Source data:
►

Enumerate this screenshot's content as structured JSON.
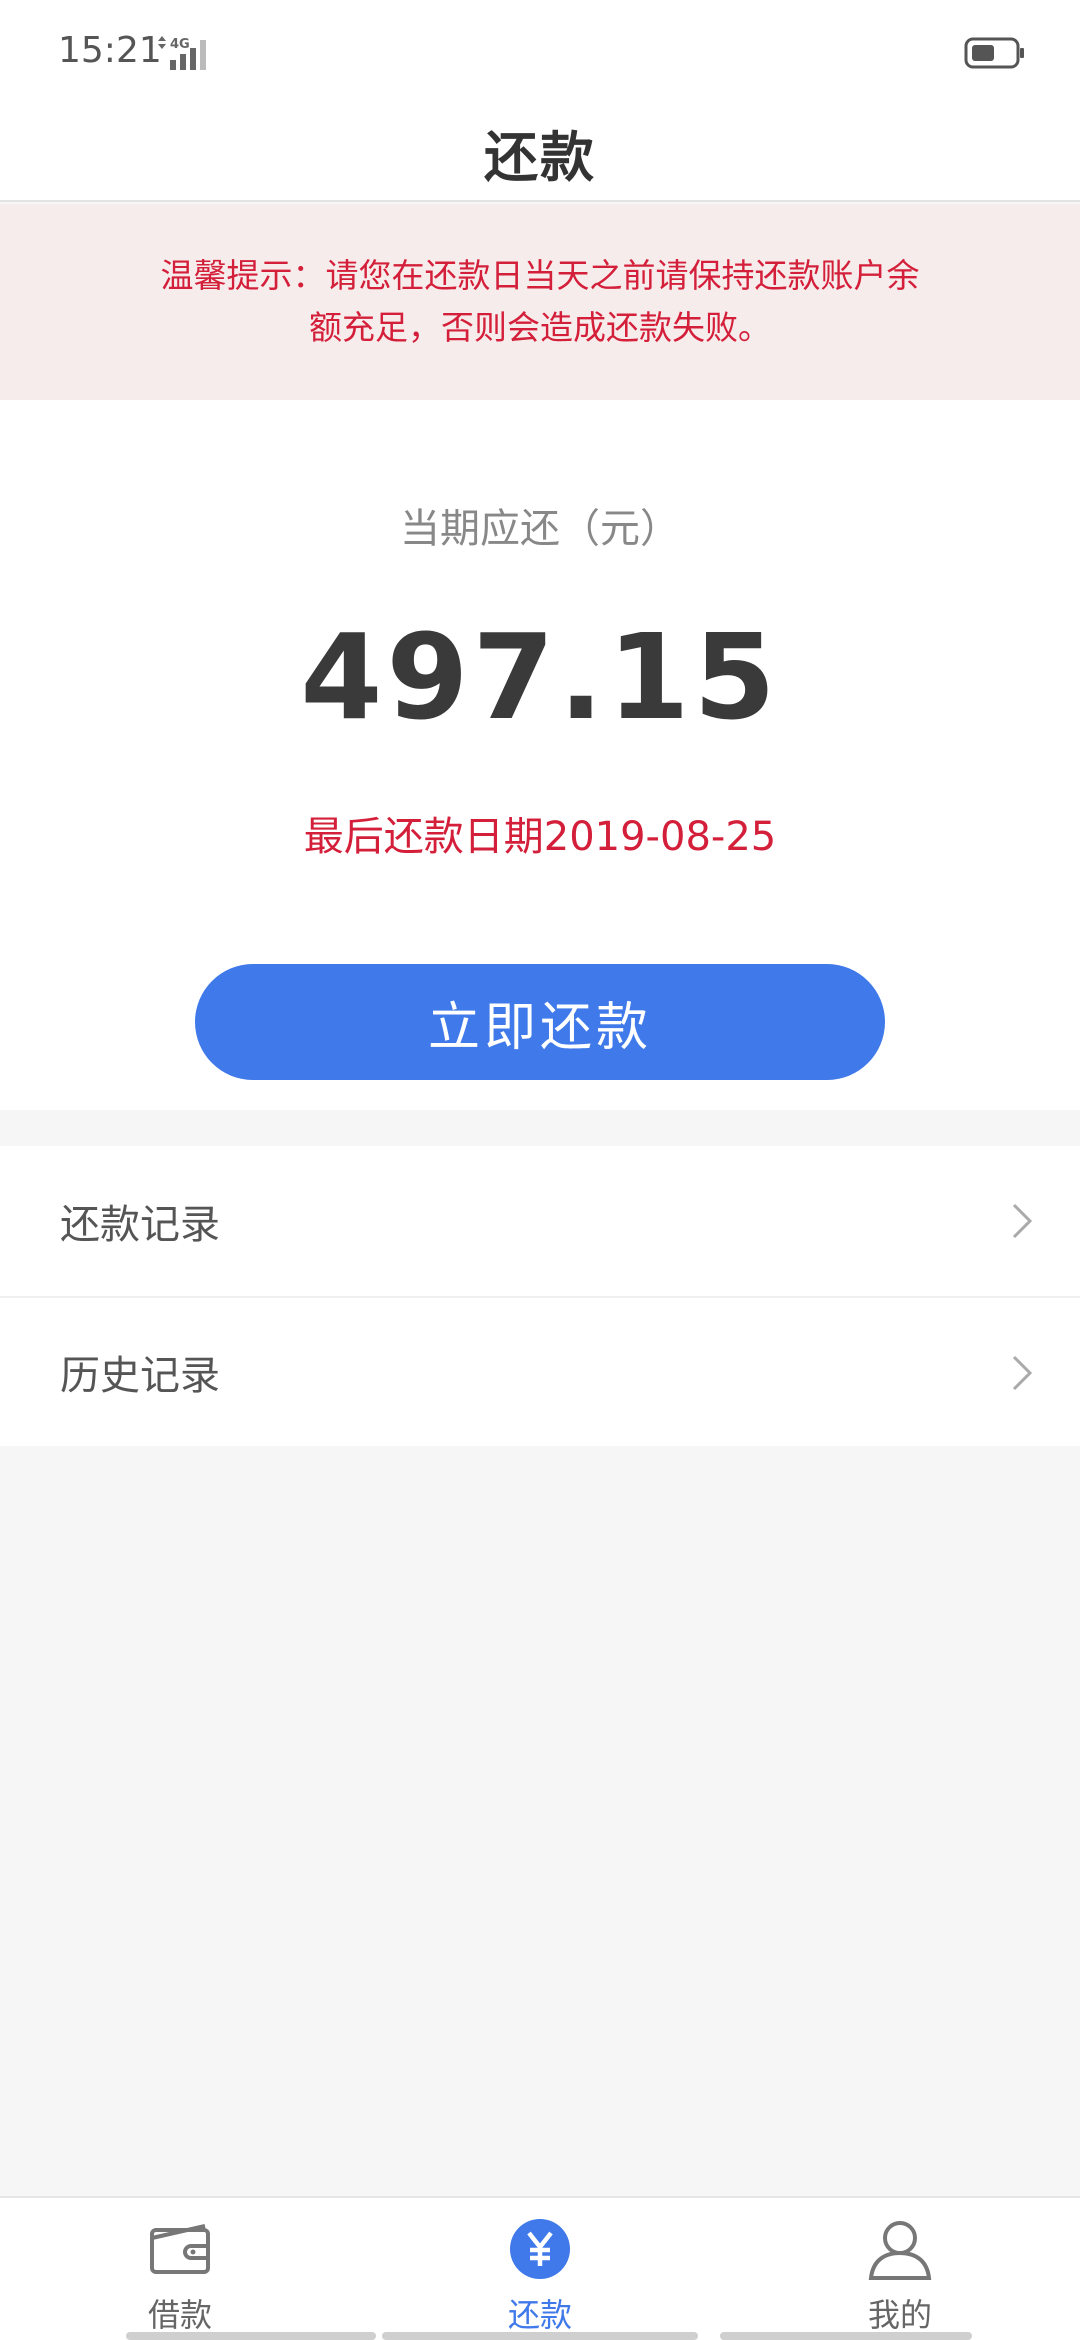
{
  "status_bar": {
    "time": "15:21",
    "network": "4G"
  },
  "header": {
    "title": "还款"
  },
  "notice": {
    "text": "温馨提示：请您在还款日当天之前请保持还款账户余额充足，否则会造成还款失败。"
  },
  "repayment": {
    "amount_label": "当期应还（元）",
    "amount": "497.15",
    "due_date_text": "最后还款日期2019-08-25",
    "button_label": "立即还款"
  },
  "menu": {
    "items": [
      {
        "label": "还款记录",
        "icon": "chevron-right-icon"
      },
      {
        "label": "历史记录",
        "icon": "chevron-right-icon"
      }
    ]
  },
  "bottom_nav": {
    "items": [
      {
        "label": "借款",
        "icon": "wallet-icon",
        "active": false
      },
      {
        "label": "还款",
        "icon": "yen-circle-icon",
        "active": true
      },
      {
        "label": "我的",
        "icon": "user-icon",
        "active": false
      }
    ]
  },
  "colors": {
    "accent": "#3f79ea",
    "warning_text": "#d41f3a",
    "notice_bg": "#f7ecec",
    "page_bg": "#f6f6f6"
  }
}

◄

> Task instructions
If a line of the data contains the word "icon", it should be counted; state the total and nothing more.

> Task answer
5